Are the banks preparing to use Blockchain technology to get rid of cash?

It has been a few years since J.P. Morgan's commodity head Blythe Masters was 'let go' from the bank in 2014, only to resurface as the head of a new digital finance company focused on Blockchain technology.  And while there have been many startups around the world creating their own blockchain innovations, many of which are centered around Bitcoin and other crypto-currencies, one has to wonder what agenda Blythe Masters intends for the technology in her new company.

The reason this question is important is because a new report came out on May 2 of a secret meeting between 100 financial executives where blockchain technology was used to create a Larry Summers frankenstein...

Purely digital dollars.
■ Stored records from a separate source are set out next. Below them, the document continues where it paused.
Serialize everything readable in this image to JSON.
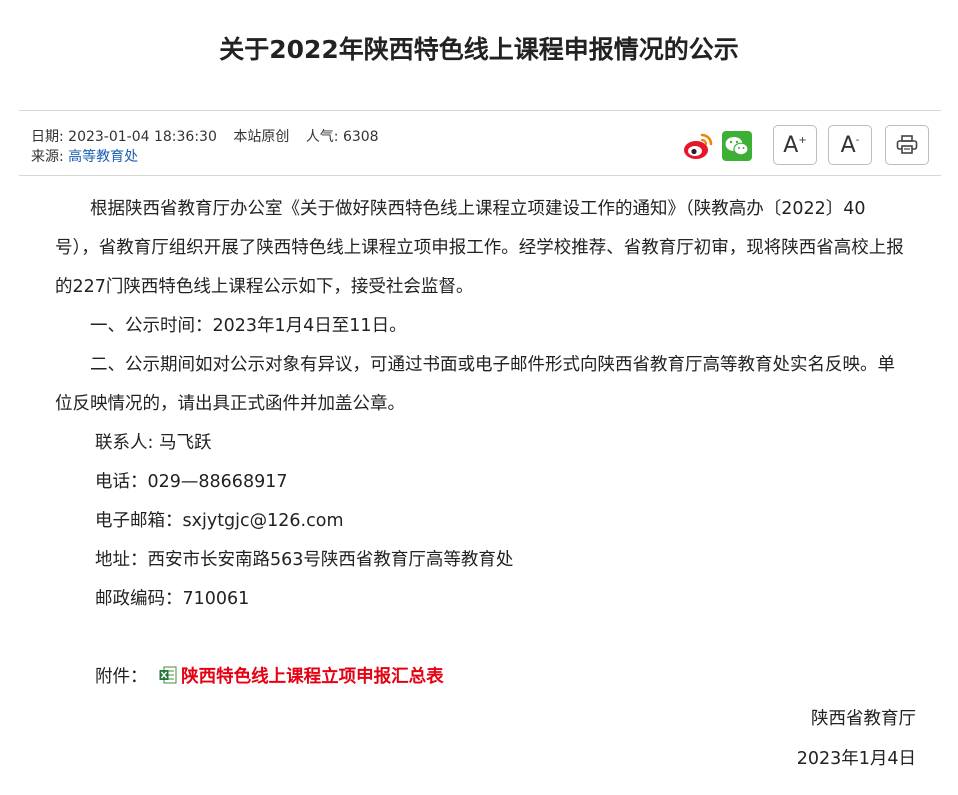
{
  "article": {
    "title": "关于2022年陕西特色线上课程申报情况的公示"
  },
  "meta": {
    "date_label": "日期:",
    "date_value": "2023-01-04 18:36:30",
    "origin": "本站原创",
    "views_label": "人气:",
    "views_value": "6308",
    "source_label": "来源:",
    "source_link": "高等教育处"
  },
  "share": {
    "weibo_icon": "weibo-icon",
    "wechat_icon": "wechat-icon"
  },
  "tools": {
    "font_up_label": "A",
    "font_up_sup": "+",
    "font_down_label": "A",
    "font_down_sup": "-",
    "print_icon": "printer-icon"
  },
  "body": {
    "para1": "根据陕西省教育厅办公室《关于做好陕西特色线上课程立项建设工作的通知》（陕教高办〔2022〕40号），省教育厅组织开展了陕西特色线上课程立项申报工作。经学校推荐、省教育厅初审，现将陕西省高校上报的227门陕西特色线上课程公示如下，接受社会监督。",
    "item1": "一、公示时间：2023年1月4日至11日。",
    "item2": "二、公示期间如对公示对象有异议，可通过书面或电子邮件形式向陕西省教育厅高等教育处实名反映。单位反映情况的，请出具正式函件并加盖公章。",
    "contact": "联系人: 马飞跃",
    "phone": "电话：029—88668917",
    "email": "电子邮箱：sxjytgjc@126.com",
    "address": "地址：西安市长安南路563号陕西省教育厅高等教育处",
    "postcode": "邮政编码：710061",
    "attach_label": "附件：",
    "attach_link": "陕西特色线上课程立项申报汇总表"
  },
  "signature": {
    "org": "陕西省教育厅",
    "date": "2023年1月4日"
  },
  "colors": {
    "link_blue": "#1a5fb4",
    "attach_red": "#e60012"
  }
}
On a recent Monday in April, more than 100 executives from some of the world’s largest financial institutions gathered for a private meeting at the Times Square office of Nasdaq Inc. They weren’t there to just talk about blockchain, the new technology some predict will transform finance, but to build and experiment with the software.
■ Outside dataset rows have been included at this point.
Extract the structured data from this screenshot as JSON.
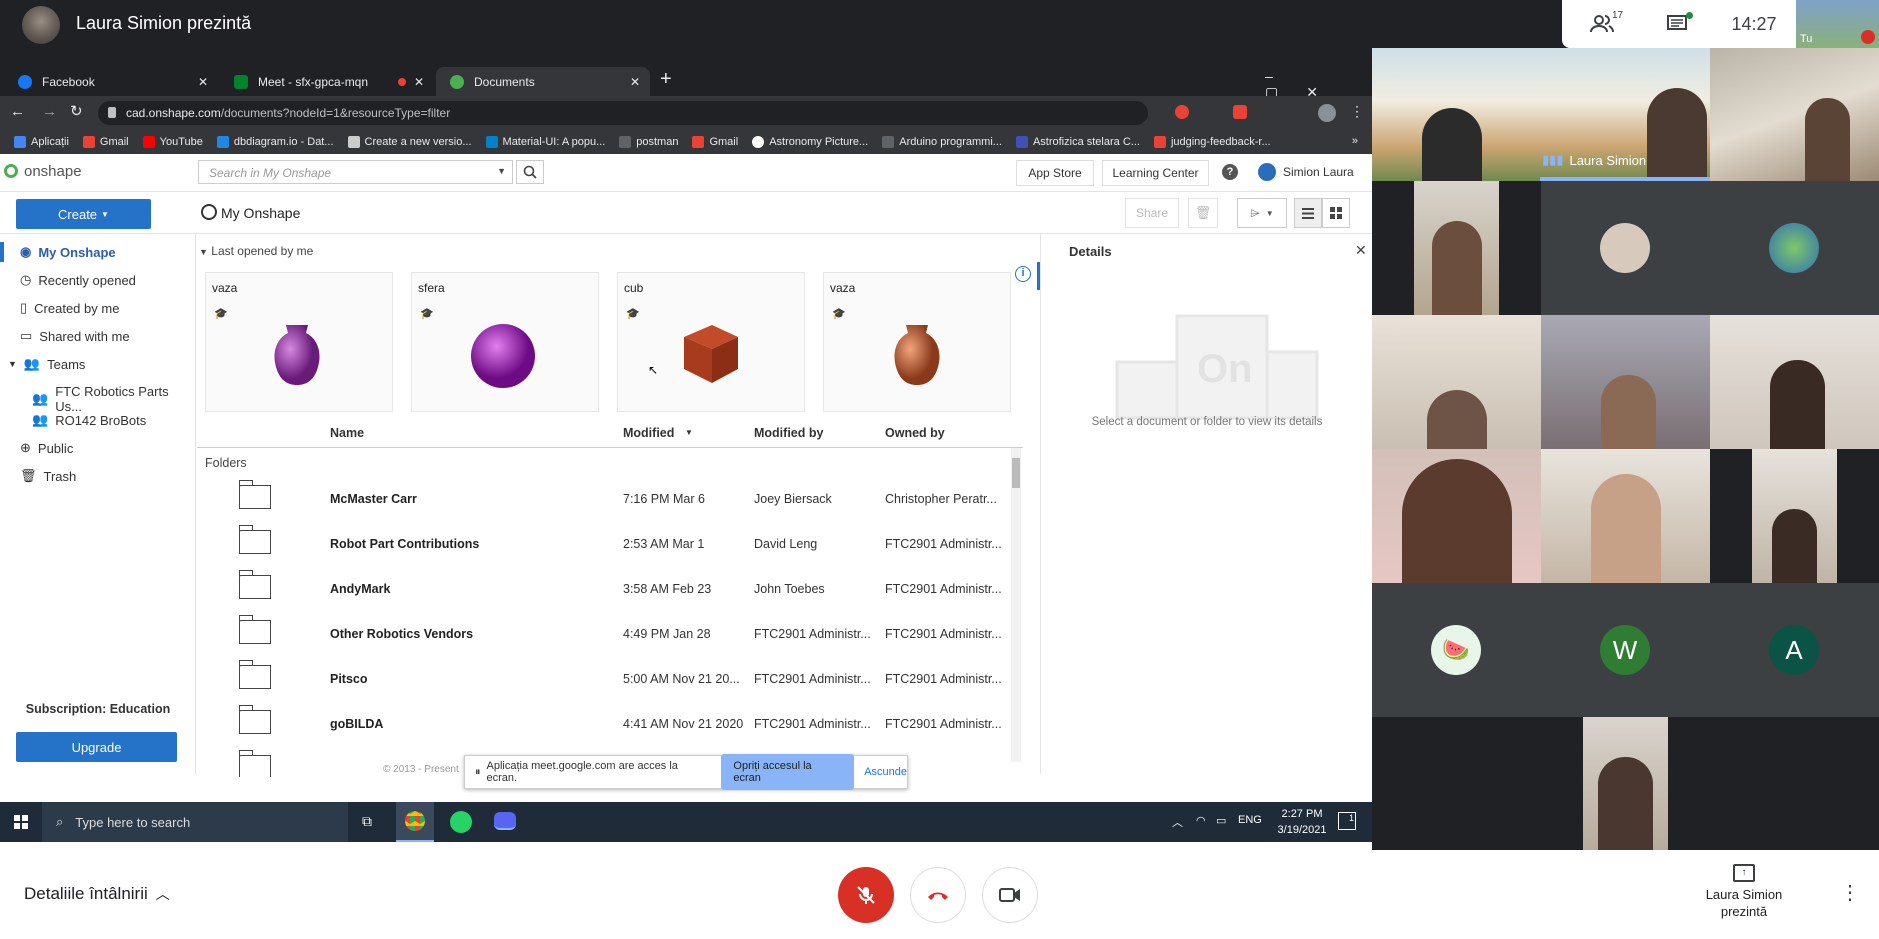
{
  "meet": {
    "presenter_title": "Laura Simion prezintă",
    "participants_count": "17",
    "time": "14:27",
    "self_label": "Tu",
    "active_speaker": "Laura Simion",
    "details_label": "Detaliile întâlnirii",
    "present_label": "Laura Simion prezintă",
    "tiles": [
      {
        "initial": "W",
        "color": "#2e7d32"
      },
      {
        "initial": "A",
        "color": "#0b5345"
      }
    ]
  },
  "browser": {
    "tabs": [
      "Facebook",
      "Meet - sfx-gpca-mqn",
      "Documents"
    ],
    "url_host": "cad.onshape.com",
    "url_path": "/documents?nodeId=1&resourceType=filter",
    "bookmarks": [
      "Aplicații",
      "Gmail",
      "YouTube",
      "dbdiagram.io - Dat...",
      "Create a new versio...",
      "Material-UI: A popu...",
      "postman",
      "Gmail",
      "Astronomy Picture...",
      "Arduino programmi...",
      "Astrofizica stelara C...",
      "judging-feedback-r..."
    ],
    "more": "»"
  },
  "onshape": {
    "logo": "onshape",
    "search_placeholder": "Search in My Onshape",
    "app_store": "App Store",
    "learning_center": "Learning Center",
    "help": "?",
    "user": "Simion Laura",
    "create": "Create",
    "heading": "My Onshape",
    "share": "Share",
    "nav": [
      "My Onshape",
      "Recently opened",
      "Created by me",
      "Shared with me",
      "Teams",
      "FTC Robotics Parts Us...",
      "RO142 BroBots",
      "Public",
      "Trash"
    ],
    "subscription": "Subscription: Education",
    "upgrade": "Upgrade",
    "recent_header": "Last opened by me",
    "recent": [
      "vaza",
      "sfera",
      "cub",
      "vaza"
    ],
    "columns": {
      "name": "Name",
      "modified": "Modified",
      "modified_by": "Modified by",
      "owned_by": "Owned by"
    },
    "folders_label": "Folders",
    "rows": [
      {
        "name": "McMaster Carr",
        "modified": "7:16 PM Mar 6",
        "modified_by": "Joey Biersack",
        "owned_by": "Christopher Peratr..."
      },
      {
        "name": "Robot Part Contributions",
        "modified": "2:53 AM Mar 1",
        "modified_by": "David Leng",
        "owned_by": "FTC2901 Administr..."
      },
      {
        "name": "AndyMark",
        "modified": "3:58 AM Feb 23",
        "modified_by": "John Toebes",
        "owned_by": "FTC2901 Administr..."
      },
      {
        "name": "Other Robotics Vendors",
        "modified": "4:49 PM Jan 28",
        "modified_by": "FTC2901 Administr...",
        "owned_by": "FTC2901 Administr..."
      },
      {
        "name": "Pitsco",
        "modified": "5:00 AM Nov 21 20...",
        "modified_by": "FTC2901 Administr...",
        "owned_by": "FTC2901 Administr..."
      },
      {
        "name": "goBILDA",
        "modified": "4:41 AM Nov 21 2020",
        "modified_by": "FTC2901 Administr...",
        "owned_by": "FTC2901 Administr..."
      }
    ],
    "details_title": "Details",
    "details_empty": "Select a document or folder to view its details",
    "footer": "© 2013 - Present"
  },
  "share_banner": {
    "text": "Aplicația meet.google.com are acces la ecran.",
    "stop": "Opriți accesul la ecran",
    "hide": "Ascunde"
  },
  "taskbar": {
    "search": "Type here to search",
    "lang": "ENG",
    "time": "2:27 PM",
    "date": "3/19/2021",
    "notif": "1"
  }
}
By the end of the day, they had seen something revolutionary: U.S. dollars transformed into pure digital assets, able to be used to execute and settle a trade instantly. That’s the promise of a blockchain, where the cumbersome and error-prone system that takes days to move money across town or around the world is replaced with almost instant certainty. The event was created by Chain, one of many startups trying to rewire the financial industry, with representatives from Nasdaq, Citigroup Inc., Visa Inc., Fidelity, Fiserv Inc., Pfizer Inc. and others in the room.

The event — announced in a statement this Monday — marked a key moment in the evolution of blockchain, notable both for what was achieved, as well as how many firms were involved. The technology’s potential has captivated Wall Street executives because it offers a way to free up billions of dollars by speeding transactions that currently can take days, tying up capital. But a huge piece of that puzzle is transforming cash into a digital form. And while some firms have conducted experiments, the Chain event showed a large number of them are now looking jointly at a potential solution.

“We created a digital dollar” to show the group at Nasdaq an instant debit and credit on a blockchain, said Marc West, chief technology officer at Fiserv, a transaction and payments company with more than 13,000 clients across the financial industry. “This is the first time the money has moved.”
— Bloomberg

Ending physical cash and moving money into a purely digital construct is the maniacal dream of dozens of central banks who have now found themselves forced into policies of negative interest rates.  And as basic human nature is proving out in places like Austria and Japan, anytime depositors have the power to remove their money from a banking system, the power of negative interest rates becomes moot without the use of capital controls, and a banning of physical cash.

There are many signs that Western banks are desperate to control all outflows of cash, especially when just this weekend Charles Schwab informed customers they were cutting off money market accounts in favor of storing customer cash in U.S. Treasuries.  And in addition, Interactive Brokers on Sunday announced they were imposing negative interest rates on all Yen based accounts they manage.

Lack of liquidity was the real underlying factor in the 2008 financial collapse, and as the world divests themselves from dollar denominated assets in increasing numbers, this same fear is causing governments and central banks to reach for new draconian ways to keep their corrupt systems afloat.

And it appears that banks are now racing against the clock to try to bring online a blockchain based system that will accommodate the end of cash, and force the world into a completely digital currency of their making.